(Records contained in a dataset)
-*-

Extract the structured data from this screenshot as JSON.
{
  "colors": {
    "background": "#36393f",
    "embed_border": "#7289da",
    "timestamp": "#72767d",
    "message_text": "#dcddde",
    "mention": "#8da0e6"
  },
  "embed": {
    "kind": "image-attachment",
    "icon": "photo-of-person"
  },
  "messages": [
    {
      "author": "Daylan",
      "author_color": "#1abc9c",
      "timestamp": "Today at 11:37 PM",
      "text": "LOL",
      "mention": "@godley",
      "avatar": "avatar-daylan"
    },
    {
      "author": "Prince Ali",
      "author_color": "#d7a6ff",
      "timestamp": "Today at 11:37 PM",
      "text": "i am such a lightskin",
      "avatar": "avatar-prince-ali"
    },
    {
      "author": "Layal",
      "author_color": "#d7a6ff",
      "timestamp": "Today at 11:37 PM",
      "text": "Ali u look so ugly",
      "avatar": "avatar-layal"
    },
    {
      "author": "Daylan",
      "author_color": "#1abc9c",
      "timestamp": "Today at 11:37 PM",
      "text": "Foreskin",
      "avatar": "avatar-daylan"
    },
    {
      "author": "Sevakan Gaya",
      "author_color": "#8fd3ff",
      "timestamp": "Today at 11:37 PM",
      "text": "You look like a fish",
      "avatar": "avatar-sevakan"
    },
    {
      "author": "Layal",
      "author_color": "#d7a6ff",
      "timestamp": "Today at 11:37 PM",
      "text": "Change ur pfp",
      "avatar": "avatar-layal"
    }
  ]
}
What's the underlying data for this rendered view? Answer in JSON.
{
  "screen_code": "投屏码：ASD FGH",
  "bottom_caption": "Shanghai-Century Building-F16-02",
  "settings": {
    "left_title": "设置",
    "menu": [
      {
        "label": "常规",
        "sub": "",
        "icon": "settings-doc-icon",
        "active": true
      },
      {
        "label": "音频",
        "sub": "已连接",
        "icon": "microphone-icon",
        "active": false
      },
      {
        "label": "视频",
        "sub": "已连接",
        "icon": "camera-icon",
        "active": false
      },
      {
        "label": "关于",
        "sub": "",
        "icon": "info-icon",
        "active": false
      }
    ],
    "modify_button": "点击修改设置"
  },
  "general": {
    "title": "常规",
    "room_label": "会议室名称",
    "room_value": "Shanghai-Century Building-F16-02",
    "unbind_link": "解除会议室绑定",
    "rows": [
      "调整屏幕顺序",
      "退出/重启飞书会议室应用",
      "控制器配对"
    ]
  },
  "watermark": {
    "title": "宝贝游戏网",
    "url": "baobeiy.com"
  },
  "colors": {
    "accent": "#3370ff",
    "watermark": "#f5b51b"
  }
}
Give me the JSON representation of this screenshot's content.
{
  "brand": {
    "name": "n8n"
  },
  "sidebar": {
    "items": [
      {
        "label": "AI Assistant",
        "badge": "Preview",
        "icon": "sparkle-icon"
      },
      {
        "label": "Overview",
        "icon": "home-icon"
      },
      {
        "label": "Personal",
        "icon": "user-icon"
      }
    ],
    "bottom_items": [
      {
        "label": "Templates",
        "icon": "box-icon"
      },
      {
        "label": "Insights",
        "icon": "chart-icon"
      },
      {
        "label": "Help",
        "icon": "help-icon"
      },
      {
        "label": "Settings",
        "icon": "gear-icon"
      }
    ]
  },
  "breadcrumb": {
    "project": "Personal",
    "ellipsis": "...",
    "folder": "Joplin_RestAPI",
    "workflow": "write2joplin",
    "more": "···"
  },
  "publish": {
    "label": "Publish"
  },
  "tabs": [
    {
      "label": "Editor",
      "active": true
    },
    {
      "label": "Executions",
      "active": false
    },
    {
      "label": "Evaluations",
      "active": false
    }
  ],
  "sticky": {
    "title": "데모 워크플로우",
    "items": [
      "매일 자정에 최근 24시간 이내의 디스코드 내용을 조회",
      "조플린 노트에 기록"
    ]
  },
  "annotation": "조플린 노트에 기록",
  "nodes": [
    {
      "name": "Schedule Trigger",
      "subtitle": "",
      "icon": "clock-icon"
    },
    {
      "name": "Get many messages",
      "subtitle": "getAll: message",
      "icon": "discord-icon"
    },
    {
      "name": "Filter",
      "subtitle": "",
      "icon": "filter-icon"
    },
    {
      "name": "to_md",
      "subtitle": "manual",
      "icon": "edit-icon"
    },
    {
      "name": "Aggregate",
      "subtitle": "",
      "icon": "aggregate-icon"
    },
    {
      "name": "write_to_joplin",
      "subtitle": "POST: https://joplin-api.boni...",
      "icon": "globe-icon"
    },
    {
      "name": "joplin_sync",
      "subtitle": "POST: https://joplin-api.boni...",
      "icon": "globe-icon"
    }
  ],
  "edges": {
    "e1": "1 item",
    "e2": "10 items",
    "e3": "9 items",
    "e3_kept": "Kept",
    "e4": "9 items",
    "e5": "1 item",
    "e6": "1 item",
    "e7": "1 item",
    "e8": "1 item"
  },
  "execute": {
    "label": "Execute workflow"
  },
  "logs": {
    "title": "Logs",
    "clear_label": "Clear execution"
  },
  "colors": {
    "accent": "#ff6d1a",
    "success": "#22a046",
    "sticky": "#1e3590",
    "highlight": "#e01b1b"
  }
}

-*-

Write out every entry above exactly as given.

### WRITTEN ANSWER
Extract the structured data from this screenshot as JSON.
{
  "colors": {
    "background": "#36393f",
    "embed_border": "#7289da",
    "timestamp": "#72767d",
    "message_text": "#dcddde",
    "mention": "#8da0e6"
  },
  "embed": {
    "kind": "image-attachment",
    "icon": "photo-of-person"
  },
  "messages": [
    {
      "author": "Daylan",
      "author_color": "#1abc9c",
      "timestamp": "Today at 11:37 PM",
      "text": "LOL",
      "mention": "@godley",
      "avatar": "avatar-daylan"
    },
    {
      "author": "Prince Ali",
      "author_color": "#d7a6ff",
      "timestamp": "Today at 11:37 PM",
      "text": "i am such a lightskin",
      "avatar": "avatar-prince-ali"
    },
    {
      "author": "Layal",
      "author_color": "#d7a6ff",
      "timestamp": "Today at 11:37 PM",
      "text": "Ali u look so ugly",
      "avatar": "avatar-layal"
    },
    {
      "author": "Daylan",
      "author_color": "#1abc9c",
      "timestamp": "Today at 11:37 PM",
      "text": "Foreskin",
      "avatar": "avatar-daylan"
    },
    {
      "author": "Sevakan Gaya",
      "author_color": "#8fd3ff",
      "timestamp": "Today at 11:37 PM",
      "text": "You look like a fish",
      "avatar": "avatar-sevakan"
    },
    {
      "author": "Layal",
      "author_color": "#d7a6ff",
      "timestamp": "Today at 11:37 PM",
      "text": "Change ur pfp",
      "avatar": "avatar-layal"
    }
  ]
}
What's the underlying data for this rendered view? Answer in JSON.
{
  "screen_code": "投屏码：ASD FGH",
  "bottom_caption": "Shanghai-Century Building-F16-02",
  "settings": {
    "left_title": "设置",
    "menu": [
      {
        "label": "常规",
        "sub": "",
        "icon": "settings-doc-icon",
        "active": true
      },
      {
        "label": "音频",
        "sub": "已连接",
        "icon": "microphone-icon",
        "active": false
      },
      {
        "label": "视频",
        "sub": "已连接",
        "icon": "camera-icon",
        "active": false
      },
      {
        "label": "关于",
        "sub": "",
        "icon": "info-icon",
        "active": false
      }
    ],
    "modify_button": "点击修改设置"
  },
  "general": {
    "title": "常规",
    "room_label": "会议室名称",
    "room_value": "Shanghai-Century Building-F16-02",
    "unbind_link": "解除会议室绑定",
    "rows": [
      "调整屏幕顺序",
      "退出/重启飞书会议室应用",
      "控制器配对"
    ]
  },
  "watermark": {
    "title": "宝贝游戏网",
    "url": "baobeiy.com"
  },
  "colors": {
    "accent": "#3370ff",
    "watermark": "#f5b51b"
  }
}
Give me the JSON representation of this screenshot's content.
{
  "brand": {
    "name": "n8n"
  },
  "sidebar": {
    "items": [
      {
        "label": "AI Assistant",
        "badge": "Preview",
        "icon": "sparkle-icon"
      },
      {
        "label": "Overview",
        "icon": "home-icon"
      },
      {
        "label": "Personal",
        "icon": "user-icon"
      }
    ],
    "bottom_items": [
      {
        "label": "Templates",
        "icon": "box-icon"
      },
      {
        "label": "Insights",
        "icon": "chart-icon"
      },
      {
        "label": "Help",
        "icon": "help-icon"
      },
      {
        "label": "Settings",
        "icon": "gear-icon"
      }
    ]
  },
  "breadcrumb": {
    "project": "Personal",
    "ellipsis": "...",
    "folder": "Joplin_RestAPI",
    "workflow": "write2joplin",
    "more": "···"
  },
  "publish": {
    "label": "Publish"
  },
  "tabs": [
    {
      "label": "Editor",
      "active": true
    },
    {
      "label": "Executions",
      "active": false
    },
    {
      "label": "Evaluations",
      "active": false
    }
  ],
  "sticky": {
    "title": "데모 워크플로우",
    "items": [
      "매일 자정에 최근 24시간 이내의 디스코드 내용을 조회",
      "조플린 노트에 기록"
    ]
  },
  "annotation": "조플린 노트에 기록",
  "nodes": [
    {
      "name": "Schedule Trigger",
      "subtitle": "",
      "icon": "clock-icon"
    },
    {
      "name": "Get many messages",
      "subtitle": "getAll: message",
      "icon": "discord-icon"
    },
    {
      "name": "Filter",
      "subtitle": "",
      "icon": "filter-icon"
    },
    {
      "name": "to_md",
      "subtitle": "manual",
      "icon": "edit-icon"
    },
    {
      "name": "Aggregate",
      "subtitle": "",
      "icon": "aggregate-icon"
    },
    {
      "name": "write_to_joplin",
      "subtitle": "POST: https://joplin-api.boni...",
      "icon": "globe-icon"
    },
    {
      "name": "joplin_sync",
      "subtitle": "POST: https://joplin-api.boni...",
      "icon": "globe-icon"
    }
  ],
  "edges": {
    "e1": "1 item",
    "e2": "10 items",
    "e3": "9 items",
    "e3_kept": "Kept",
    "e4": "9 items",
    "e5": "1 item",
    "e6": "1 item",
    "e7": "1 item",
    "e8": "1 item"
  },
  "execute": {
    "label": "Execute workflow"
  },
  "logs": {
    "title": "Logs",
    "clear_label": "Clear execution"
  },
  "colors": {
    "accent": "#ff6d1a",
    "success": "#22a046",
    "sticky": "#1e3590",
    "highlight": "#e01b1b"
  }
}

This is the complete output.